As human beings, we are both gifted and cursed with the ability for self-reflection which eventually leads to the question – why exactly are we on this earth? For the past 20 years of my life, I believed that happiness was the purpose. The goal, the final destination, the golden key that would magically fix everything. “What do I want in life?” I’d ask myself. The answer used to be happiness.
Now I realize how ridiculous that was. Happiness or joy is a feeling. A feeling that is fleeting like all other feelings. What I was seeking – to eventually be able to live a life of perpetual happiness – is impossible. In fact, if I met someone who consistently appeared bouncy, cheerful and overflowing with joy, I’d be a little concerned and recommend them to a therapist. I woke up this morning and as I brushed my teeth, staring into my reflection in the bathroom mirror, I was… not excited, not happy, not joyful. But nor was I sad or depressed. I was simply content in knowing that I was doing exactly what I wanted to be doing – brushing my teeth in preparation for the day. My prior mistake was made in thinking that the absence of happiness was sadness. Why am I not actively feeling happy? The answer is simply – we are not supposed to be happy all of the time or even the majority of the time.

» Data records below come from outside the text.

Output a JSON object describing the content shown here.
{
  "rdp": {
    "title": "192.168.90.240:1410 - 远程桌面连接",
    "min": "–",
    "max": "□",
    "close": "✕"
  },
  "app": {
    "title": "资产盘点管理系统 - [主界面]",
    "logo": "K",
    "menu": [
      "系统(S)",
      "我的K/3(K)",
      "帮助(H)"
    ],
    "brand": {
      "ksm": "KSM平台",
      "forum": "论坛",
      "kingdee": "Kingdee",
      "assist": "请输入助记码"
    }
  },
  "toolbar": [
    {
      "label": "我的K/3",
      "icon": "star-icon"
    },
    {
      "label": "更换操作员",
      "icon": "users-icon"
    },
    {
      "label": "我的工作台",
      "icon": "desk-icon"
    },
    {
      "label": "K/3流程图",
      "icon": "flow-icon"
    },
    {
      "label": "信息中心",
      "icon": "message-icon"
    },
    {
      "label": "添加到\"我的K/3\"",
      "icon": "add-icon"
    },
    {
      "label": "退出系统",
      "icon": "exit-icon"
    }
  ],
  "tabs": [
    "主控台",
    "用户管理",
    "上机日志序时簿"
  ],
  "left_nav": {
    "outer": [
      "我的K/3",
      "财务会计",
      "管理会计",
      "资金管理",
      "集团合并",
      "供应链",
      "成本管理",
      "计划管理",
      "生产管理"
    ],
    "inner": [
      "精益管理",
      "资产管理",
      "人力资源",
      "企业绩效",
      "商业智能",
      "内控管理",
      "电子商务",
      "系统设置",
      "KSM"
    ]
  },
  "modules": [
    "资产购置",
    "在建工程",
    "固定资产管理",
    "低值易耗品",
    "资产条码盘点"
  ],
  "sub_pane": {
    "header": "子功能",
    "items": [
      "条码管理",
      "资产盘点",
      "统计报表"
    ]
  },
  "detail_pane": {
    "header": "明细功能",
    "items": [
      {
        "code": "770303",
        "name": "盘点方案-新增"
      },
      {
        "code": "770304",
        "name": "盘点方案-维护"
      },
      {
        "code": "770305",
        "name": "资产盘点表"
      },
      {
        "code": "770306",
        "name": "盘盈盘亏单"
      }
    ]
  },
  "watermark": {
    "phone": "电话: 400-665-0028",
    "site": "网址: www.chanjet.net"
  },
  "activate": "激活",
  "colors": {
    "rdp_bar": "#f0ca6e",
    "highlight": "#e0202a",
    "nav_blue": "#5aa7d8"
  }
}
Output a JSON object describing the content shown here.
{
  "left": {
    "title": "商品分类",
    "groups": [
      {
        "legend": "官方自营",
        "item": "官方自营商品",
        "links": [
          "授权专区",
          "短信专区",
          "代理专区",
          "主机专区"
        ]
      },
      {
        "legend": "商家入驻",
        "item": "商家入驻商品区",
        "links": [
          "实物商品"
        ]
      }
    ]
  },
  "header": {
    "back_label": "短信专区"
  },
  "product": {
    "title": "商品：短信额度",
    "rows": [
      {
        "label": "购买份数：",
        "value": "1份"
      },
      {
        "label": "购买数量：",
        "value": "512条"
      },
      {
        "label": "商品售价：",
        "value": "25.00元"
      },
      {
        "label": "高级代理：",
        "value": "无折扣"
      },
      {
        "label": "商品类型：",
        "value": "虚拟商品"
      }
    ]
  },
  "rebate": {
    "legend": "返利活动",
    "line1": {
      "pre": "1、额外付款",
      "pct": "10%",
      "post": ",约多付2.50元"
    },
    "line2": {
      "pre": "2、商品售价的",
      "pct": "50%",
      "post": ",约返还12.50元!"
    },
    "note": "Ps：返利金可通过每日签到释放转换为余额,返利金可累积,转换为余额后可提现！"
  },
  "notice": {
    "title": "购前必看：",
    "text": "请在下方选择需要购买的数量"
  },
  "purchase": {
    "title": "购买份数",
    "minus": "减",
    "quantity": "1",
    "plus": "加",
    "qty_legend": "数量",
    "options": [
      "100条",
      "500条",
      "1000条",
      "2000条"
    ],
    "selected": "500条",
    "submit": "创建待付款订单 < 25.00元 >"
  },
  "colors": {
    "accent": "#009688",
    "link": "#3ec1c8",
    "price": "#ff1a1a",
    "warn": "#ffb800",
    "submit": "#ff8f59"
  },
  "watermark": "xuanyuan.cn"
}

So what instead should we be seeking if working towards constant happiness is a futile effort? At the relatively young age of 21, I’m still open to options but I have come to think that the ultimate goal should be wisdom. Wisdom comes with experience. It comes in all various aspects of life. Social, academic, professional, recreational. Understanding the kinks of creating meaningful relationships. Being able to communicate effectively – whether to friends, family or significant others. Becoming familiar with the crevices of your mind and not allowing yourself to fall into paranoia or deep delusional insecurities that keep you chained. Being able to not take rejection personally and let it suck you into the quicksand of self-criticism. Gradually improving at handling stress even if that means carrying small bars of chocolate with you everywhere. Knowing what response to give to negative or rude remarks that will maintain your own dignity and self-respect. Keeping your head on your shoulders even when it’s one of those days where the world seems to be crumbling around you. Creating your personal balance between work and play that is known to bring you the least amount of stress and grief. Then exercising enough self-control in order to maneuver life with that exact proportion.
I could sit here for the rest of my life and jot down lists of tidbits of what I considered wisdom. However, the best way to become wiser is not to read lists of so-called wisdom but to go out into that exciting and dangerous world and learn through experience. Get your heart broken, mess up royally at work and get fired, have a screaming fight with your best friend. Work really hard and get that promotion, reach out and rekindle old friendships, accomplish that thing on your life bucket list that you’ve always deemed a bit unrealistic. Whether you succeed or you fail, as long as you put your best foot forward, you are always learning and with each step you will grow wiser. If wisdom is what you are actively striving for, soon you will know how to smoothly maneuver life in a mannerism that will maximize moments of happiness and joy while minimizing potholes of stress and depression.